BHAWNA ATMARAM

What is Diwali?

One of the most important Hindu festivals, Diwali is observed during the month of ‘Kartik’ (overlapping of October/November in the Gregorian calendar). From the original word ‘Deepavali’, it translates to ‘row of lights.’ Symbolically, Diwali represents the victory of good over evil. As one of the mythological stories goes, villagers from Ayodhya in India lit up lamps to welcome back Lord Rama and his wife Sita, after his fourteen-year exile from his kingdom and slaying the demon king Ravana.

Who celebrates Diwali?
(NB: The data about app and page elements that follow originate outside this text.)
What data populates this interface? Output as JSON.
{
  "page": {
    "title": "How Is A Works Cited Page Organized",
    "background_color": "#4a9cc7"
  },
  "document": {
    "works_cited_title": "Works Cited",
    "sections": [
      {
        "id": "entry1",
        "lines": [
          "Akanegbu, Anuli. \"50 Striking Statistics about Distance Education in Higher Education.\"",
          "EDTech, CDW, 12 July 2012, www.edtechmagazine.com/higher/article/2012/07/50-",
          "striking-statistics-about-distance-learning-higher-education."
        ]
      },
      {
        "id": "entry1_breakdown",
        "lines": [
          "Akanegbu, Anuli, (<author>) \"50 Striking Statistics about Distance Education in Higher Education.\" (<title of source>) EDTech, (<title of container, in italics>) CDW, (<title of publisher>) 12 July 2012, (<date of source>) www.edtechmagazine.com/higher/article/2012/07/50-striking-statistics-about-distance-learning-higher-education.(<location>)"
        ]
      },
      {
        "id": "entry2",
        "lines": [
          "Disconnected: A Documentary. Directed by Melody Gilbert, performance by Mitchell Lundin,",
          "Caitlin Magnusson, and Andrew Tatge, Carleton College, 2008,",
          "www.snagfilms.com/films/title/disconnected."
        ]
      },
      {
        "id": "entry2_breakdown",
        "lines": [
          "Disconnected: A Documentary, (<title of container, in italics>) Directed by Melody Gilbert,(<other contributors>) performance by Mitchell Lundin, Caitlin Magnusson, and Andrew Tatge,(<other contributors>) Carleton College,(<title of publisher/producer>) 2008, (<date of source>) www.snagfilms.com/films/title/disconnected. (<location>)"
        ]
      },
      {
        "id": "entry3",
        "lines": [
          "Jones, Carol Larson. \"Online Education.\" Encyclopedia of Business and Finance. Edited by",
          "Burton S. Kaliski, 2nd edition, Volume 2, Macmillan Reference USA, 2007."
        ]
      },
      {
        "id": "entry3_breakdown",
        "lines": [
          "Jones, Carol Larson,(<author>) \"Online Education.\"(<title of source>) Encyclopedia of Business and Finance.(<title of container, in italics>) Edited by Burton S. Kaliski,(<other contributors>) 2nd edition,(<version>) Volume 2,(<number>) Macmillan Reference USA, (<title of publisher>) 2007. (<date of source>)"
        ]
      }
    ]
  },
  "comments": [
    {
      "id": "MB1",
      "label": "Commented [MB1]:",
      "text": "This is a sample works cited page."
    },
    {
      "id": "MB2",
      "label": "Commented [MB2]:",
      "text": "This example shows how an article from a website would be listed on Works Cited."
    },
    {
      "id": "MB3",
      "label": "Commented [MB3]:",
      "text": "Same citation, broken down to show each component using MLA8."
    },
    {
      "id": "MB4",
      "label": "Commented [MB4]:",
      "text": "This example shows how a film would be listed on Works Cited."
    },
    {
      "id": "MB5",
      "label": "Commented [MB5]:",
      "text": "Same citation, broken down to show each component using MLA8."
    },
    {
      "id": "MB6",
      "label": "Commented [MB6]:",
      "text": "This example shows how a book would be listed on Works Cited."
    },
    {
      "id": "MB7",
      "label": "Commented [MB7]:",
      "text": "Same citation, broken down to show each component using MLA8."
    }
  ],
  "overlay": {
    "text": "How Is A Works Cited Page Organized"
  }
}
Diwali is observed by Hindus, Jains and Sikh all over the world. Nowadays, it has transcended cultural boundaries, as people from different backgrounds join in the celebrations, partaking in the happiness and enjoyment of delicacies.

Diwali Celebrations

Following a thorough cleaning, the houses and yards are decorated with lamps and/or electric illuminations. Then, usually, the whole family comes together to prepare savoury ‘mithais’ (Indian sweets). Goddess Lakshmi is worshipped as the harbinger of prosperity, fortune and auspiciousness on that special day. The sharing of ‘mithais’ constitutes one of the core moments of the festival. Decked up in new outfits, people joyously go to visit relatives, friends or acquaintances to distribute the delicacies. The good spirits are contagious as smiles, laughter and good wishes illuminate everywhere.

Spiritual Significance of Diwali

Diwali signifies new beginnings, new hopes. It is the moment to consolidate bonds between family members, relatives or friends. This is the opportunity to put aside negativity and move forward. As a communal celebration, we should strive to focus on togetherness. In the context of a global high-paced and competitive reality, human bonds have weakened over time. A record number of people are living an isolated existence, in their own bubble. Materialism and consumerism have taken precedence over meaningful relationships. More than ever, the world is highly divided over geopolitical considerations. The cracks are everywhere. The sweetness of the ‘mithais’ acts as a soothing balm to patch up connections. The good wishes have the power of purifying the atmosphere, spreading warmth and positivity. New outfits symbolise a new improved version of oneself. It means getting rid of past prejudices and re-inventing oneself, if required. The lamps exude light. Similarly, we should attempt to illuminate the world around us with our inner light of truth.

Diwali in our Present Context

Diwali has taken on an international dimension. The light of love and truth is universal and the festival is enthusiastically celebrated by the Indian diaspora. Cultural shows are organised showcasing Indian songs and dances and anyone is welcome to join in. The more, the merrier! In Mauritius, the same energetic fervour is noted. In fact, it is a public holiday here and is considered a national celebration. True to our multicultural roots, the whole island is enveloped in the vigour of jubilation.

However, Diwali 2020 will undoubtedly be observed a bit differently. The world, including Mauritius, is going through a difficult phase due to COVID-19. Due to lockdown measures, some countries are restricting congregations. Countless people have lost their dear ones and jobs. Traditional celebrations might not be within the reach of everybody. For the fortunate ones, we must count our blessings and hold out a helping hand to those who are not as lucky.

A single lit clay lamp has the potential to shed a ray of hope. We should tread on the path of the light. In our own way, let us spread some love.

May our inner selves be enlightened.

May this Diwali heal our world.